Biggest sideways bridge slide in the world

England, Plymouth: Marsh Mills Viaduct

Jacked sliding of a massive nine span flyover in Plymouth was completed successfully in one of the world's most complex civil engineering projects of its kind. The 410 metre long x 5,500 tonne Marsh Mills dual carriageway road deck was jacked sideways 12.2 metres into position using Ø36mm DYWIDAG THREADBARS®.

The overall £12.25 million, 22 months design and build contract was awarded to replace the two viaducts which carry sliproads for the A 38 trunk road at Marsh Mills. The viaducts had to be replaced because their concrete had been rotted by alkaii-silica reaction.

Sliding was chosen as it minimised traffic disruption and saved £l2 million in carriageway lane rental charges; replacing the busy slip roads in the normal way by demolishing them and building new structures would have caused severe traffic disruption for 18 months.

The new deck initially carried traffic while resting on temporary supports. After demolition of the old viaduct, eight new concrete piers and two abutments were built to support the new deck. Road closure was limited to a weekend - eight hours for the slide, 24 hours to allow bearing grout to set and the remainder for asphalting and traffic re-routing.

The operation began at 02.00 hours on the Saturday morning and a problem emerged after the very first 600 mm jacking stroke. The merge slide was downhill on a 2.85 per cent slope which required four braking points. Unfortunately, the non-stick PTFE coated sliding surfaces had less friction than expected and one end skewed out of line.

The deck had to be realigned to prevent the parallel sliding tracks from jamming and all the precise planning gave way to on-site engineering judgement. The solution was to restrain movement at the eastern end by placing chocks in the slide track. Polishing of the slide tracks was abandoned and site grime left undisturbed to increase friction slightly.

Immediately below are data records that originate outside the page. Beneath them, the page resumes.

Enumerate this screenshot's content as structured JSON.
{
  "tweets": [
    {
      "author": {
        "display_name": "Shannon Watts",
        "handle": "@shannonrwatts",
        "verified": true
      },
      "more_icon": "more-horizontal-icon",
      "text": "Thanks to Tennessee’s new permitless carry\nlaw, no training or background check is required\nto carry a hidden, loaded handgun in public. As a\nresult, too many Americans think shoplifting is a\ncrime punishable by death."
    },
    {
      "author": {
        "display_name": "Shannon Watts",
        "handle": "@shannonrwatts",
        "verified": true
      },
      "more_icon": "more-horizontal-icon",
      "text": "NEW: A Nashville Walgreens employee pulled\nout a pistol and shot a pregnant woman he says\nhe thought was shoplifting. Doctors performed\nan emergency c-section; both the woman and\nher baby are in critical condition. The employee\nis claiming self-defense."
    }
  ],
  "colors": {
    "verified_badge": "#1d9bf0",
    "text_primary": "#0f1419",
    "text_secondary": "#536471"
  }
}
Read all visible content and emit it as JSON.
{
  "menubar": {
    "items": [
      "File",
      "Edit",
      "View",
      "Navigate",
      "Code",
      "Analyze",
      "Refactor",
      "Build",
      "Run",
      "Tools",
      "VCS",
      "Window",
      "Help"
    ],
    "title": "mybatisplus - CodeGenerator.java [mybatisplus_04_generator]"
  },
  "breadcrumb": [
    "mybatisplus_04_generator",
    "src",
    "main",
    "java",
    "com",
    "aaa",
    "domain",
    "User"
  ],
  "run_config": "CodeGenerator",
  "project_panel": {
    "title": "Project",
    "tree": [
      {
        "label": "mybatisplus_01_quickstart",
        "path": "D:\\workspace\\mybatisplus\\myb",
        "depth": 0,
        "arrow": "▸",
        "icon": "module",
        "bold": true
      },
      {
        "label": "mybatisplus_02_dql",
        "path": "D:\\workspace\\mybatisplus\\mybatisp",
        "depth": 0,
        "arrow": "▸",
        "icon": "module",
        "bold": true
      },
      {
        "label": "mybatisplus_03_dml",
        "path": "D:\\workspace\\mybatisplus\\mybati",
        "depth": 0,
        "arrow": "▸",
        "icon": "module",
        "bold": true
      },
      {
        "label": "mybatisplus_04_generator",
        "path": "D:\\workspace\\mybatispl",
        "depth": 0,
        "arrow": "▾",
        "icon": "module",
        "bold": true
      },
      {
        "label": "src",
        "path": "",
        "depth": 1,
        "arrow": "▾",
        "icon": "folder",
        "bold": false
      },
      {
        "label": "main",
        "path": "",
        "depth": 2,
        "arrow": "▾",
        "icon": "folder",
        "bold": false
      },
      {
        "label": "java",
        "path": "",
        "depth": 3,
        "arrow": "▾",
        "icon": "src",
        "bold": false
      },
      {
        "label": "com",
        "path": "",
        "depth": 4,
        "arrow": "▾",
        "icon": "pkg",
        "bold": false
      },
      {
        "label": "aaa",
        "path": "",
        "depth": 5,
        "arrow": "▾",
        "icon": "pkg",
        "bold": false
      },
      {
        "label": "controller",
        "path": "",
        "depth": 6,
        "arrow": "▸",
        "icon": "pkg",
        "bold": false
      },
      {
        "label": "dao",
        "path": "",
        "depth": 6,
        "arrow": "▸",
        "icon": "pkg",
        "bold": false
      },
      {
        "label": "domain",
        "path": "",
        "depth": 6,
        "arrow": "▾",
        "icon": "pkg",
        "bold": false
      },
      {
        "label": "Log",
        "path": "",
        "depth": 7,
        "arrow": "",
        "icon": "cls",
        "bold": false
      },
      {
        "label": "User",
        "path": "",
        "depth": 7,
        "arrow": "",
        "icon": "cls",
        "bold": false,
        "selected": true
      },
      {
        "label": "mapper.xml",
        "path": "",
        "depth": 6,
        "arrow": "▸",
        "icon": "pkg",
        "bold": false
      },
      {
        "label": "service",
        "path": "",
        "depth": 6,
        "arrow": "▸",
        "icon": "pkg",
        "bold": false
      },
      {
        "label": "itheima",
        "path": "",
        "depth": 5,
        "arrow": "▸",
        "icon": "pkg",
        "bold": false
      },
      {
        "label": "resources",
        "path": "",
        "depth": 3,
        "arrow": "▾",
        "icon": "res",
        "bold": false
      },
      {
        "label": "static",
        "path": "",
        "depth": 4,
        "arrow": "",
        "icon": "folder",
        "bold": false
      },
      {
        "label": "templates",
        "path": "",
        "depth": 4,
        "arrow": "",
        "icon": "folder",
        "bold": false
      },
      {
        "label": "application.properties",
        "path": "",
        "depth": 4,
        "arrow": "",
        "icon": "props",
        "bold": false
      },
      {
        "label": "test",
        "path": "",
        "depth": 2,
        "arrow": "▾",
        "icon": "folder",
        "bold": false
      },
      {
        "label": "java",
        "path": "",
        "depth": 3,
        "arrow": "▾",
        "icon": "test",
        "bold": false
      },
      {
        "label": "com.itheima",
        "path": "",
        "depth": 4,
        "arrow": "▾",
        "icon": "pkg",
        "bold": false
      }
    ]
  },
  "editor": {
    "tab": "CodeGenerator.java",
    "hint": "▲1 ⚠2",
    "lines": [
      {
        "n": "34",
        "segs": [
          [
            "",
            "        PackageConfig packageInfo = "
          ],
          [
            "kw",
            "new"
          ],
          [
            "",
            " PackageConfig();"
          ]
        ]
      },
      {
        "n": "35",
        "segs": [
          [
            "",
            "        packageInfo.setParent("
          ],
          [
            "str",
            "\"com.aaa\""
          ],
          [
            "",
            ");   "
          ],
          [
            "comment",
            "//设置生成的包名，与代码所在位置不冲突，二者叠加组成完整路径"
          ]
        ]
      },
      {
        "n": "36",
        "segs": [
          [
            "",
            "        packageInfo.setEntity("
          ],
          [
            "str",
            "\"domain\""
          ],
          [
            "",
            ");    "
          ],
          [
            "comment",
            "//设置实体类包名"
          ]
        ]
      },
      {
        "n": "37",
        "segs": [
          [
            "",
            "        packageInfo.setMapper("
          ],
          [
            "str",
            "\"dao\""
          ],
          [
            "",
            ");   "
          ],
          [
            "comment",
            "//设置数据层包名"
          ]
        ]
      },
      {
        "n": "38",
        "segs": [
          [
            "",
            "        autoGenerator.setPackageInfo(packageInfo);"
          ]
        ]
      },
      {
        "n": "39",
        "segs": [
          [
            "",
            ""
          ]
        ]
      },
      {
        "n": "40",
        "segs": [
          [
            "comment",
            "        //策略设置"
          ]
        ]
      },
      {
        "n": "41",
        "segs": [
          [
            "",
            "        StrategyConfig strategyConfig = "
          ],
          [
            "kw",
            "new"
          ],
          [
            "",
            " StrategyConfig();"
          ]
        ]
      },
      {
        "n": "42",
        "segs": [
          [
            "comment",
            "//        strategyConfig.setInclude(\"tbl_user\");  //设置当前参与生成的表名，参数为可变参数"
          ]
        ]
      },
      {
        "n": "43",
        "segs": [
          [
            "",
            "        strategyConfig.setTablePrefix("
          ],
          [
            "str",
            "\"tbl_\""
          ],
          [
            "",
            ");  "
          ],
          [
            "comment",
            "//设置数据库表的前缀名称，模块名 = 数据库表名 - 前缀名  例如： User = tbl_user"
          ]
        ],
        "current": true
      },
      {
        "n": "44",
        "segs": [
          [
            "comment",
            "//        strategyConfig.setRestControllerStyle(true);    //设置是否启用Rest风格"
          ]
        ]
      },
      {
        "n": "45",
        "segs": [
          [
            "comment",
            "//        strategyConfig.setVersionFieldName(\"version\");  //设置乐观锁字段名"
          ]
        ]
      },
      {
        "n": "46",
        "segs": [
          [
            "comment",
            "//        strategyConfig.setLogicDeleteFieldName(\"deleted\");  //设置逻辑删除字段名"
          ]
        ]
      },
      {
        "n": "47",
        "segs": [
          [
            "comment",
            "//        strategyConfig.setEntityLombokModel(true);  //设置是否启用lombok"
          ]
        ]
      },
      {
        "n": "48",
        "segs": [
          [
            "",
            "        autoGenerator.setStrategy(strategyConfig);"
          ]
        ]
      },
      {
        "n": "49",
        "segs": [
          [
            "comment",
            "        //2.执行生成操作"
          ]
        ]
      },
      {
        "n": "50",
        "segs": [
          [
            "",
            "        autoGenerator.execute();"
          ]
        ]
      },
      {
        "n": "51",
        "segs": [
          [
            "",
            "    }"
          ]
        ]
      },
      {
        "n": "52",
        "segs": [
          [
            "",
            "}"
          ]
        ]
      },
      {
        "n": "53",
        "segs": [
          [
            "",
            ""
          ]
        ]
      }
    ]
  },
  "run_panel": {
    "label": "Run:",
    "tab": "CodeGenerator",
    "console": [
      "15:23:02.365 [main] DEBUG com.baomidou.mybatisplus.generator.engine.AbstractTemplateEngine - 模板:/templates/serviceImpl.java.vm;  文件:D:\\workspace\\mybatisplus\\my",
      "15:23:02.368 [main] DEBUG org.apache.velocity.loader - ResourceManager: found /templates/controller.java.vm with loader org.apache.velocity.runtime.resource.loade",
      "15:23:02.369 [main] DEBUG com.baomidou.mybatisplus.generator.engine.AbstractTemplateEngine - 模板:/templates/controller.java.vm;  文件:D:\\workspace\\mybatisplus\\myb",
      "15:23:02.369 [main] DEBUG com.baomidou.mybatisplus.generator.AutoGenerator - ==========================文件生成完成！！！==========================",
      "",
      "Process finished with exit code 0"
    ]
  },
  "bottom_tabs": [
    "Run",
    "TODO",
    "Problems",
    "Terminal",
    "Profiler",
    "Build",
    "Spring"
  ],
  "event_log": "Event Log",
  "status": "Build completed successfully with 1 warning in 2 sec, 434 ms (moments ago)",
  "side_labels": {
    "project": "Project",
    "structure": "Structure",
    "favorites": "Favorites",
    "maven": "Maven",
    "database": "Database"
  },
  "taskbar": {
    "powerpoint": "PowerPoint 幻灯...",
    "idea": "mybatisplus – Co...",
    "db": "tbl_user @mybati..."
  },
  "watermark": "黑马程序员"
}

Pulling recommenced at 06.00 hours and the deck was realigned shortly afterwards.

At 14.50 hours the deck was inched into position completing civil engineering's biggest ever bridge slide. The repositioned bridge opened to traffic on schedule at 06.30 hours on the Sunday.